Dataset rows for apps and sites

▬▬▬▬▬▬▬▬▬▬

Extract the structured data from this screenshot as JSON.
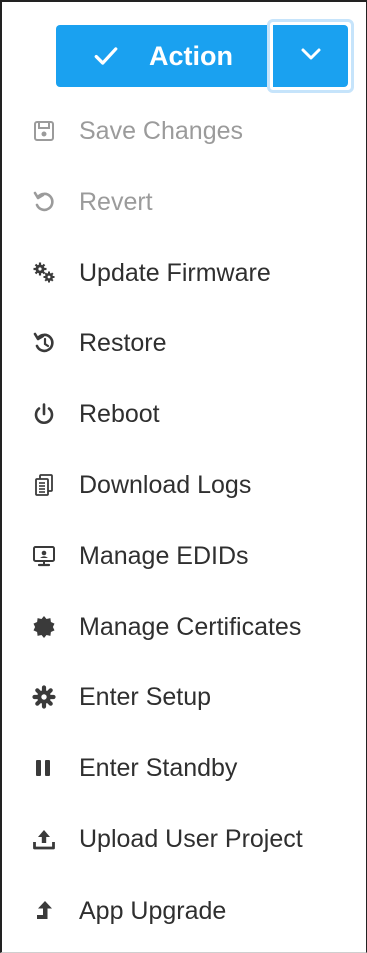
{
  "action": {
    "label": "Action",
    "check_icon": "check-icon",
    "toggle_icon": "chevron-down-icon",
    "accent_color": "#1aa1f0"
  },
  "menu": {
    "items": [
      {
        "label": "Save Changes",
        "icon": "save-icon",
        "disabled": true
      },
      {
        "label": "Revert",
        "icon": "undo-icon",
        "disabled": true
      },
      {
        "label": "Update Firmware",
        "icon": "gears-icon",
        "disabled": false
      },
      {
        "label": "Restore",
        "icon": "history-icon",
        "disabled": false
      },
      {
        "label": "Reboot",
        "icon": "power-icon",
        "disabled": false
      },
      {
        "label": "Download Logs",
        "icon": "logs-icon",
        "disabled": false
      },
      {
        "label": "Manage EDIDs",
        "icon": "monitor-icon",
        "disabled": false
      },
      {
        "label": "Manage Certificates",
        "icon": "certificate-icon",
        "disabled": false
      },
      {
        "label": "Enter Setup",
        "icon": "gear-icon",
        "disabled": false
      },
      {
        "label": "Enter Standby",
        "icon": "pause-icon",
        "disabled": false
      },
      {
        "label": "Upload User Project",
        "icon": "upload-icon",
        "disabled": false
      },
      {
        "label": "App Upgrade",
        "icon": "upgrade-arrow-icon",
        "disabled": false
      }
    ]
  }
}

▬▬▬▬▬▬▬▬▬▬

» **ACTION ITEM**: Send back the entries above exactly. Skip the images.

» **REPLY TO THE TASK**:
Extract the structured data from this screenshot as JSON.
{
  "action": {
    "label": "Action",
    "check_icon": "check-icon",
    "toggle_icon": "chevron-down-icon",
    "accent_color": "#1aa1f0"
  },
  "menu": {
    "items": [
      {
        "label": "Save Changes",
        "icon": "save-icon",
        "disabled": true
      },
      {
        "label": "Revert",
        "icon": "undo-icon",
        "disabled": true
      },
      {
        "label": "Update Firmware",
        "icon": "gears-icon",
        "disabled": false
      },
      {
        "label": "Restore",
        "icon": "history-icon",
        "disabled": false
      },
      {
        "label": "Reboot",
        "icon": "power-icon",
        "disabled": false
      },
      {
        "label": "Download Logs",
        "icon": "logs-icon",
        "disabled": false
      },
      {
        "label": "Manage EDIDs",
        "icon": "monitor-icon",
        "disabled": false
      },
      {
        "label": "Manage Certificates",
        "icon": "certificate-icon",
        "disabled": false
      },
      {
        "label": "Enter Setup",
        "icon": "gear-icon",
        "disabled": false
      },
      {
        "label": "Enter Standby",
        "icon": "pause-icon",
        "disabled": false
      },
      {
        "label": "Upload User Project",
        "icon": "upload-icon",
        "disabled": false
      },
      {
        "label": "App Upgrade",
        "icon": "upgrade-arrow-icon",
        "disabled": false
      }
    ]
  }
}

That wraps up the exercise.